Electric Sail Boat
I have a 10 - 12 Ton Monohull yacht. I would like to install an electric motor, as main power.
I have been recommended a 3.7Hp 36V motor as aprox suitable, I'm not an electrician (I AM a sailor!!) and the controller and bits & pieces of this motor presented a mine field for me!
The best solution I have so far come up with is the mentioned 3.7Hp brush motor out of a golf cart, however I would like to have a regenerating motor to assist in re-charging whilst I am under sail. I would also like to install a solar array for charging whist NOT under sail!
If somebody has been down this road already, or anyone else can offer any useful advice, I would appreciate this greatly. Even if you are not a sailor, or have any experience with boats - I just need a bit of guidance as to what technology is available and how to apply it. To date, my efforts normally have resulted in "we dont have anything to suit a boat" before they even hear me out!!
CGB Electric Sailor
Where are you? I am not a sailor, but I understand electronics, physics, and mechanics, and am willing to discuss this project with you. I am in Maryland, USA. Hopefully we can make voice contact, perhaps by telephone? Let me know, if this seems feasable.--Bob
Electric Motorsport (http://electricmotorsport.com) has been helping people electrify their boats for a long time. They have some kits on their website for this purpose.
I have my doubts about whether it will work to use regen while "under sail" to recharge the battery pack. I'd be confident that while at anchor that regen would charge the pack. But under sail?
I don't spend much (hardly any) time in marina's except a few years back when I spent a lot of time with a friend who lives(d) aboard her sailboat. I'm sure you're already aware of this - but there are several kinds of solar panel and wind turbine kits meant for sailboat use. e.g. I see them in West Marine's catalog.
ok thanks bob , i am in north east australia. my past experience is that i lived on a 46 ft ketch with my family for 20 years. i had a dog clutch to allow the propellor to spin while sailing this gave about 5 amps via a lay shaft and alternator. the normal rule is to allow about 20% slip when calculating efficency, but 80% in reverse which it is while sailing. also try to have no more than 700rpm for efficency. which means that a 80hp motor at 2100rpm should be through a 3:1 gearbox. saildrive then becomes 20% of 700rpm. my present problem is that i had a 36hp motor (seized)through a 2:1 box. i am happy to keep the same prop, but i realise i may have to reduce drive it with v belts.apparently i have been told that 3.5 hp in electric is about 35hp for a diesel motor. is this correct? so i am looking for this size motor. i am quite happy with solar panels for charging and have been using them constantly for cooking and light via an inverter since 1986.i figure that most of my time out of port is spent sailing and i would not use an engine for more than 4 hours to enter or leave port and i was calculating on having battery reserve for 8 hours. depending on the size of the motor this should be about 150 to 180 amp hour. also i have been advised to run the 36 volt motor on 48 volts to get better efficency and less amp draw. does this all seem like a plausible place to start? i realise that regeneration will probably only give 3amps on this system but this is sufficent for navigation lights at night and still gives approx 70 amps in a 24 hour period.
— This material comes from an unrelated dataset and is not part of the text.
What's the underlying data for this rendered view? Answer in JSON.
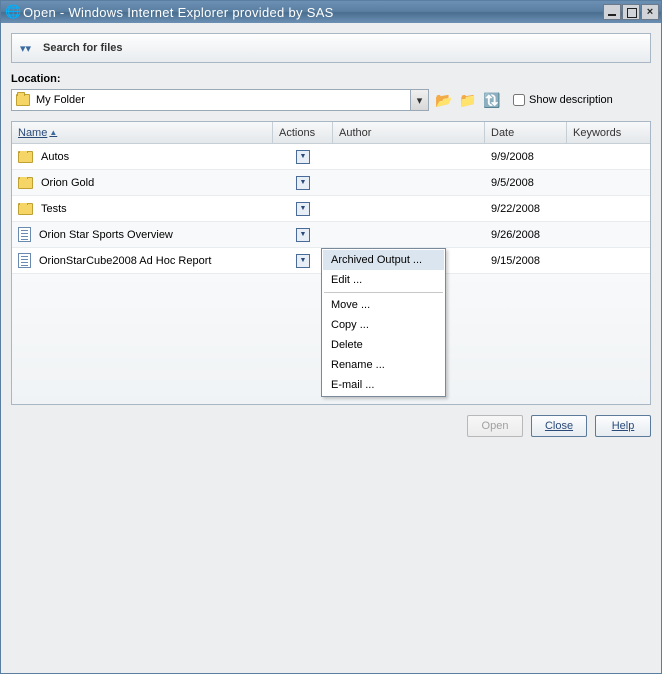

thanks reikiman for the tip on electricmotorsport. very helpful- might turn out to be exactly what i"m looking for but you have me stumped on your comment about regen not working under sail but possibly at anchor, why do you say that?am i missing some important information?
you have me stumped on your comment about regen not working under sail but possibly at anchor, why do you say that?am i missing some important information?
Well, I don't really know and it's clear you have a lot more experience than I do. My hunch guess was that - while sailing - a prop down in the water wouldn't turn strongly enough to cause enough regen to be worthwhile. But you made a followup about doing exactly this with prior equipment. Maybe my assumption was wrong.
While I'm no expert, I'l put in my 2 cents worth. Having designed and built a 14' solar/battery electric boat nearly 15 years ago, I'm still tweeking it. Lithium batts are
now on my shopping list. Here are my thoughts.
First, get the book called "ELECTRIC BOATS" by Douglas Little. He deals primarily with small boats, but the basic principles are universal.
Seacond, I would recomend a brushed motor. When you blow the controller, it's still possible hot wire the batts directly to motor. Not ideal, but in my case it sure beat rowing to shore dragging a 10" prop. For your size boat a Lynch motor might work.
Third, a controller from 4QD.(www.4QD.co.uk). I bought mine from Silent Technologies
Inc. (828-694-1161), hopefully they're still in business. The reason I chose this controller is twofold. It has a wide voltage range which is usefull for connecting to solar direct without frying the controller. It also is a 4 quadrant controller: forward,reverse,speed and regen. This eliminates F/R contactor. One less thing to fail,
and no voltage conversions to operate relay. In my case, one less reason to row back to shore dragging a 10" prop! I have never used regen capability, but with a sailboat the controller doesn't care what kind of "wheel" is generating.
I hope this helps you in your search.